RECORDS FOR THE EXERCISE:

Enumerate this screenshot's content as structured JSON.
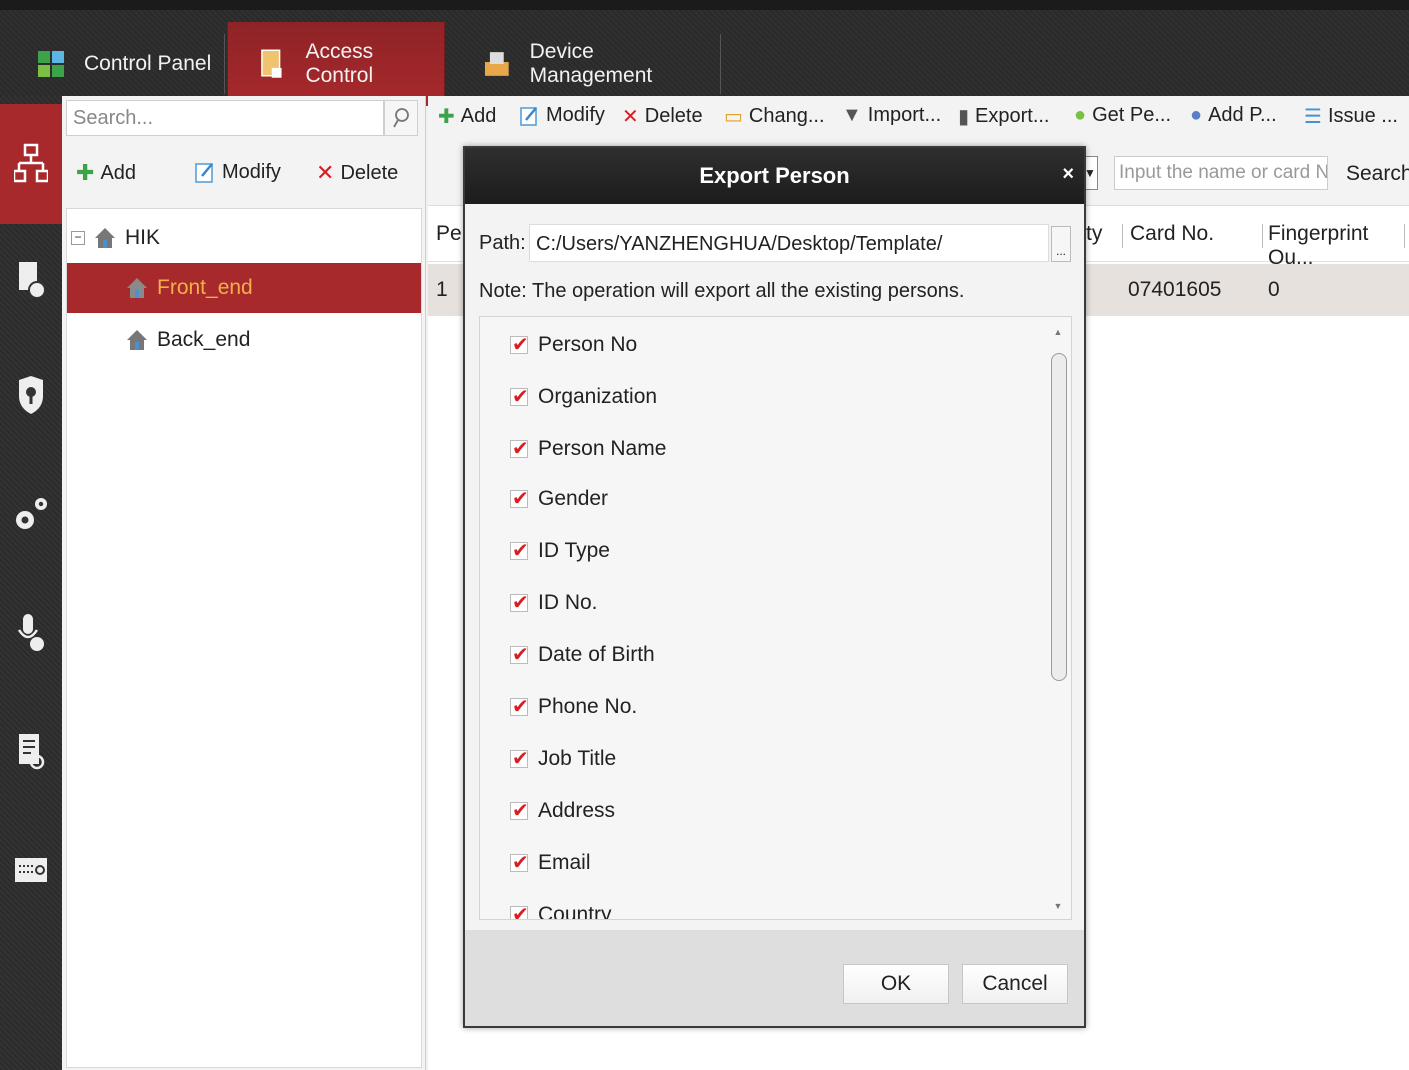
{
  "tabs": [
    {
      "label": "Control Panel",
      "icon": "control-panel-icon"
    },
    {
      "label": "Access Control",
      "icon": "access-control-icon",
      "active": true
    },
    {
      "label": "Device Management",
      "icon": "device-management-icon"
    }
  ],
  "left_rail": [
    "organization-icon",
    "person-card-icon",
    "location-shield-icon",
    "settings-gears-icon",
    "voice-icon",
    "report-search-icon",
    "device-terminal-icon"
  ],
  "tree_panel": {
    "search_placeholder": "Search...",
    "add_label": "Add",
    "modify_label": "Modify",
    "delete_label": "Delete",
    "root": "HIK",
    "nodes": [
      "Front_end",
      "Back_end"
    ]
  },
  "main_toolbar": {
    "add": "Add",
    "modify": "Modify",
    "delete": "Delete",
    "change": "Chang...",
    "import": "Import...",
    "export": "Export...",
    "get_person": "Get Pe...",
    "add_person": "Add P...",
    "issue": "Issue ..."
  },
  "filter": {
    "placeholder": "Input the name or card No...",
    "search_label": "Search"
  },
  "table": {
    "headers": {
      "col1": "Per",
      "col_ty": "ty",
      "card_no": "Card No.",
      "fingerprint": "Fingerprint Qu..."
    },
    "rows": [
      {
        "index": "1",
        "card_no": "07401605",
        "fingerprint": "0"
      }
    ]
  },
  "dialog": {
    "title": "Export Person",
    "close": "×",
    "path_label": "Path:",
    "path_value": "C:/Users/YANZHENGHUA/Desktop/Template/",
    "browse": "...",
    "note": "Note: The operation will export all the existing persons.",
    "fields": [
      "Person No",
      "Organization",
      "Person Name",
      "Gender",
      "ID Type",
      "ID No.",
      "Date of Birth",
      "Phone No.",
      "Job Title",
      "Address",
      "Email",
      "Country"
    ],
    "ok": "OK",
    "cancel": "Cancel"
  },
  "colors": {
    "accent_red": "#a8292c",
    "check_red": "#d61f24",
    "selected_text": "#f0b04a"
  }
}
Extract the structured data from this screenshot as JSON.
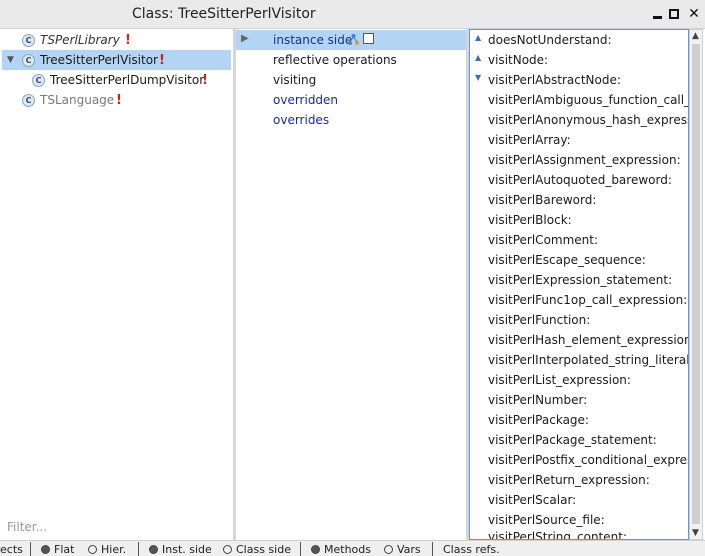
{
  "window": {
    "title": "Class: TreeSitterPerlVisitor"
  },
  "classes": {
    "items": [
      {
        "name": "TSPerlLibrary",
        "icon": "C",
        "warning": "!"
      },
      {
        "name": "TreeSitterPerlVisitor",
        "icon": "C",
        "warning": "!",
        "twisty": "▼"
      },
      {
        "name": "TreeSitterPerlDumpVisitor",
        "icon": "C",
        "warning": "!"
      },
      {
        "name": "TSLanguage",
        "icon": "C",
        "warning": "!"
      }
    ],
    "filter_placeholder": "Filter..."
  },
  "protocols": {
    "items": [
      {
        "label": "instance side",
        "twisty": "▶"
      },
      {
        "label": "reflective operations"
      },
      {
        "label": "visiting"
      },
      {
        "label": "overridden"
      },
      {
        "label": "overrides"
      }
    ]
  },
  "methods": {
    "items": [
      {
        "arrow": "▲",
        "label": "doesNotUnderstand:"
      },
      {
        "arrow": "▲",
        "label": "visitNode:"
      },
      {
        "arrow": "▼",
        "label": "visitPerlAbstractNode:"
      },
      {
        "label": "visitPerlAmbiguous_function_call_ex"
      },
      {
        "label": "visitPerlAnonymous_hash_expression"
      },
      {
        "label": "visitPerlArray:"
      },
      {
        "label": "visitPerlAssignment_expression:"
      },
      {
        "label": "visitPerlAutoquoted_bareword:"
      },
      {
        "label": "visitPerlBareword:"
      },
      {
        "label": "visitPerlBlock:"
      },
      {
        "label": "visitPerlComment:"
      },
      {
        "label": "visitPerlEscape_sequence:"
      },
      {
        "label": "visitPerlExpression_statement:"
      },
      {
        "label": "visitPerlFunc1op_call_expression:"
      },
      {
        "label": "visitPerlFunction:"
      },
      {
        "label": "visitPerlHash_element_expression:"
      },
      {
        "label": "visitPerlInterpolated_string_literal:"
      },
      {
        "label": "visitPerlList_expression:"
      },
      {
        "label": "visitPerlNumber:"
      },
      {
        "label": "visitPerlPackage:"
      },
      {
        "label": "visitPerlPackage_statement:"
      },
      {
        "label": "visitPerlPostfix_conditional_expressi"
      },
      {
        "label": "visitPerlReturn_expression:"
      },
      {
        "label": "visitPerlScalar:"
      },
      {
        "label": "visitPerlSource_file:"
      },
      {
        "label": "visitPerlString_content:"
      }
    ]
  },
  "scrollbar": {
    "up": "▲",
    "down": "▼"
  },
  "bottombar": {
    "projects_label": "ects",
    "flat_label": "Flat",
    "hier_label": "Hier.",
    "inst_side_label": "Inst. side",
    "class_side_label": "Class side",
    "methods_label": "Methods",
    "vars_label": "Vars",
    "class_refs_label": "Class refs."
  },
  "colors": {
    "selection": "#b3d4f5",
    "warning": "#c0281d",
    "protocol_link": "#1a2e8a",
    "focus_border": "#5b9bd5"
  }
}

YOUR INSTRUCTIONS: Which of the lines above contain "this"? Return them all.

ANSWER SPACE:
Enumerate this screenshot's content as structured JSON.
Extract the structured data from this screenshot as JSON.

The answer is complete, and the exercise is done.